1. The question that arises in this case is as to whether the turnover representing the value of the coconuts sold by the respondent during the assessment year 1963-64 is entitled to exemption under the proviso to Section 2(r) of the Madras General Sales Tax Act, 1959. It is common ground that the respondent in this case took an annual lease of a coconut thope and that under the terms of the lease he had only a right to the usufruct from the coconut trees. The assessing authority as well as the appellate authority proceeded on the basis that the assessee is not entitled to the exemption under the proviso to Section 2(r) of the Act. But the Tribunal has taken the view, following the decision of this court in Jamal Mydeen v. State of Madras  22 S.T.C. 45, that the assessee is entitled to such exemption.
2. Before us, the learned Government Pleader contends that the view of the Tribunal cannot be legally sustained and that the Tribunal has not properly appreciated the scope of the proviso to Section 2(r) of the Act. According to him, a mere right to collect the usufruct will not amount to an interest in land so as to entitle the assessee to claim the benefit of the proviso to Section 2(r). Our attention has been drawn to the decisions in Sultan Ahmed Rowther v. State of Madras  5 S.T.C. 166 and Palaniappa Pillai v. Deputy Commercial Tax Officer  28 S.T.C. 502. In Palaniappa Pillai v. Deputy Commercial Tax Officer  28 S.T.C. 502, after referring to the earlier decision in Sultan Ahmed Rowther v. State of Madras  5 S.T.C. 166, Ramaprasada Rao, J., has considered an identical question and held that an agriculturist, who obtained a lease which conferred on him a right to the usufruct of the coconut trees in a thope cannot claim the benefit of the proviso to Section 2(r), as he cannot be said to have any interest in the land itself.
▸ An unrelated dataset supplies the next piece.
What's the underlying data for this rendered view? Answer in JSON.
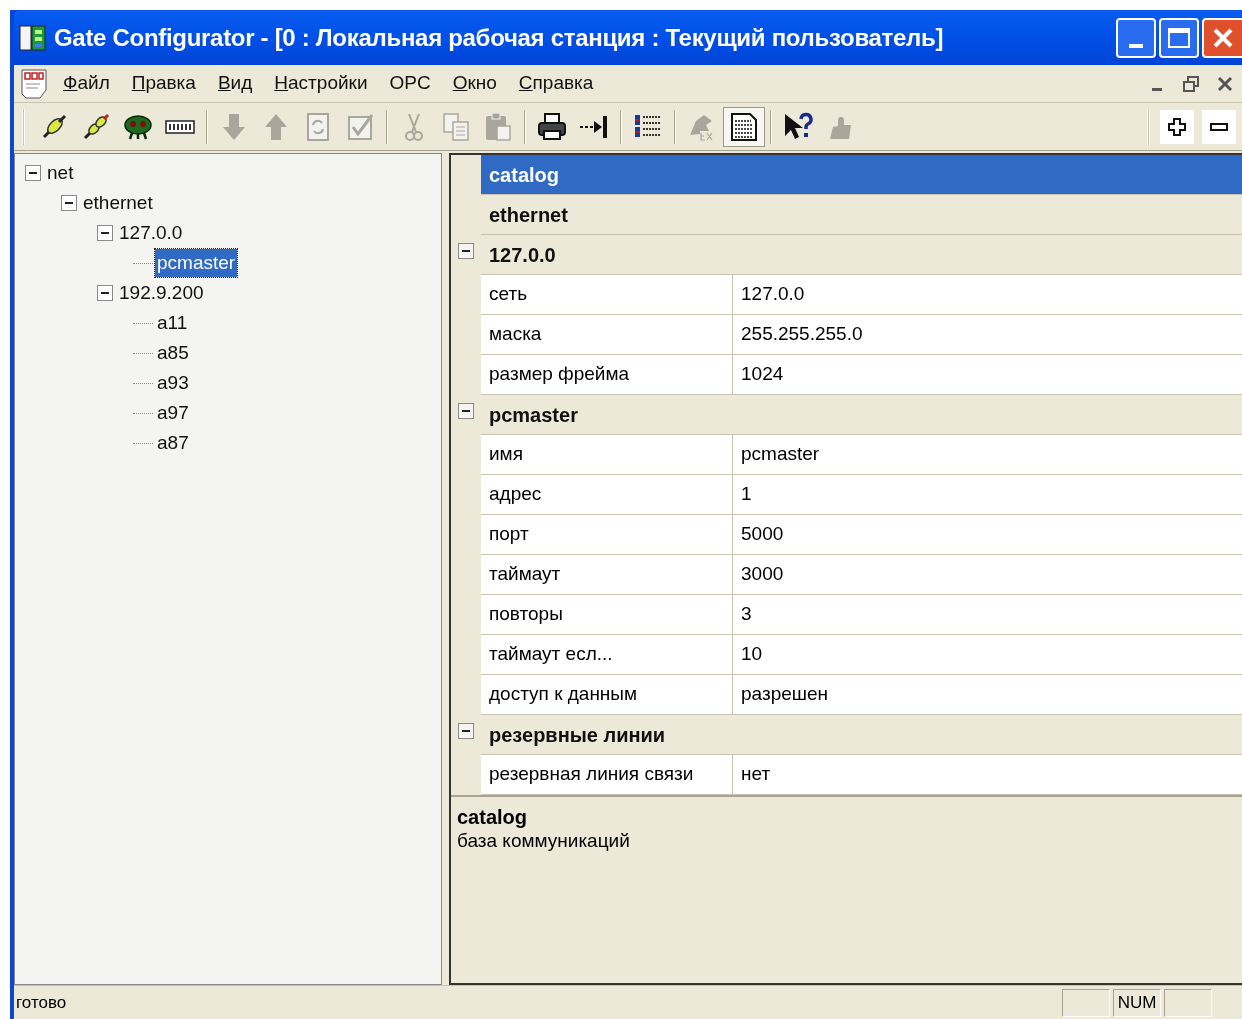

The learned Judge had expressed the view that in order to claim the benefit of the first limb of the proviso to Section 2(r), two essential pre-requisites have to be satisfied-(1) that the produce should be grown within the State and that growth must be by the assessee himself; and (2) the person claiming exemption should establish that he has an interest in the land over which the agricultural produce is grown and that such an interest must be substantial and not a formal one. Reference is also made to the decision in Commissioner of Income-tax v. K. S. Imam Saheb : 71ITR742(Mad) , wherein a question arose as to whether the income derived by sale of the coconuts gathered from thopes, which have been taken on lease by the assessee was 'agricultural income' as defined in Section 2(l)(a) of the Indian Income-tax Act, 1922 and the court had expressed the view that having regard to the definition of 'agricultural income' in Section 2(1 )(a) of the Act, an income to be 'agricultural income' should be derived from land and the land should be used for agricultural purposes and that where under the terms of a lease, the assessee was allowed to enjoy the fruits of the coconut trees for a stipulated period on payment of a fixed annual sum it cannot be said that the assessee was carrying on any agricultural operation as a result of which the income has been derived. If the principle of the said decision is applied to the facts of the present case, it cannot be said that the assessee in this case was carrying on the agricultural operation himself so that it could be said that the turnover in question represents the sale proceeds of the produce grown by himself on the land in which he had an interest.
3. The Tribunal has, however, purported to follow the decision of Venkatadri, J., in Jamal Mydeen v. State of Madras  22 S.T.C. 45. The learned Judge has of course held therein that the usufruct of the coconut trees is a horticultural produce and, therefore, sale of coconuts by a lessee of coconut thopes is not liable to tax by virtue of the proviso to Section 2(r) of the Madras General Sales Tax Act. With due respect, we are not inclined to agree with the view expressed by the learned Judge in that case. The usufruct of the coconut trees may be horticultural produce. But horticultural produce as such is not exempt under the Act. We are of the view that the mere fact that the usufruct of the coconut trees is horticultural will not automatically attract the proviso to Section 2(r). As pointed out by Ramaprasada Rao, J., in Palaniappa Pillai v. Deputy Commercial Tax Officer  28 S.T.C. 502, the exemption provided for in the proviso to Section 2(r) has to be strictly construed and the conditions laid down in that section have to be satisfied before an assessee claims exemption. In this case, it has been found by the Tribunal that the lease is annual and the only right which the assessee got under the said lease is the right to get the usufruct. In such circumstances, we are not inclined to agree with the view taken by the Tribunal that the assessee is entitled to exemption of the sale proceeds of the coconuts. The tax case is, therefore, allowed but in the circumstances, no costs.